kmilo wrote in post #18783632
seems like the perfect wedding photographer lens, no?
You could very well be correct.
What I am seeing, the trend, as things continue to evolve, is that digital sensors keep improving (MUCH faster than glass) with low light ability so much better every few years, that advances that get us a stop of light appear to be less important (relatively) than they were a decade ago.
EG; In the era of the 100-400 version 1 "trombone" it was without question the most widely used zoom lens on the forum for wildlife use. That said, very few used it for sports, which often needed faster f/2.8 (or faster) aperture, and the vast majority of the 100-400mm wildlife users either had, or more so, wanted a faster long prime.
These days f/5.6 @ 400mm is no longer a hindrance for either sports of wildlife.
In fact I am happy to shoot a SIGMA 100-400mm @ f/6.3 instead. (I would have laughed at SIGMA if they had tried to market that lower speed lens 10 years ago!
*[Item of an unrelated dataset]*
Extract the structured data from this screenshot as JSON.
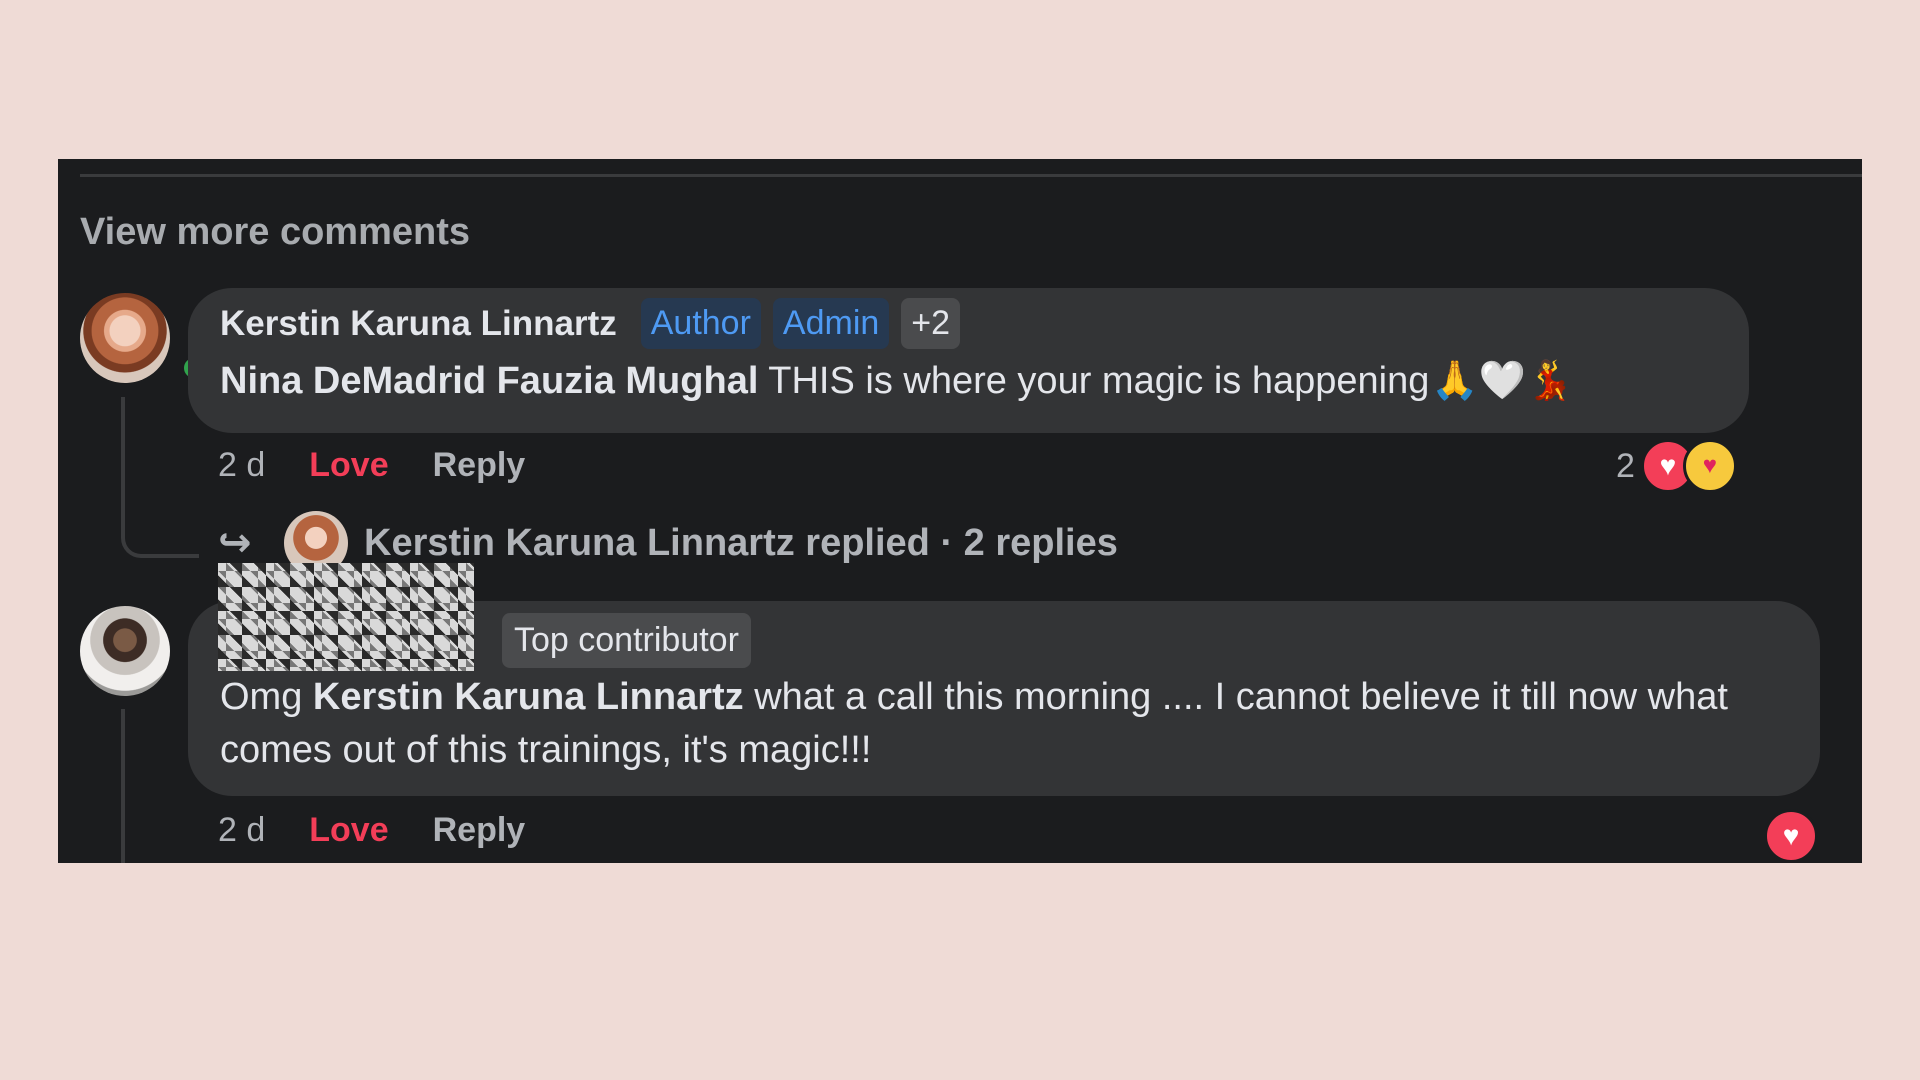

No 10 years ago SIGMA was focusing on faster lenses, like 120-300mm f/2.8)
Couple the advances in sensors and noise and insanely high ISO settings that no one would have dreamed possible a short while ago, with the fact that the hardware is also allowing us auto focus at much smaller apertures, natively or with teleconverters, and a lot of the speed advantages of fast glass are in fact less important now.
Anyway, clearly there are and always will be applications where faster apertures are desired/needed. My point of view however is that the need is getting less, not more. That is the trend.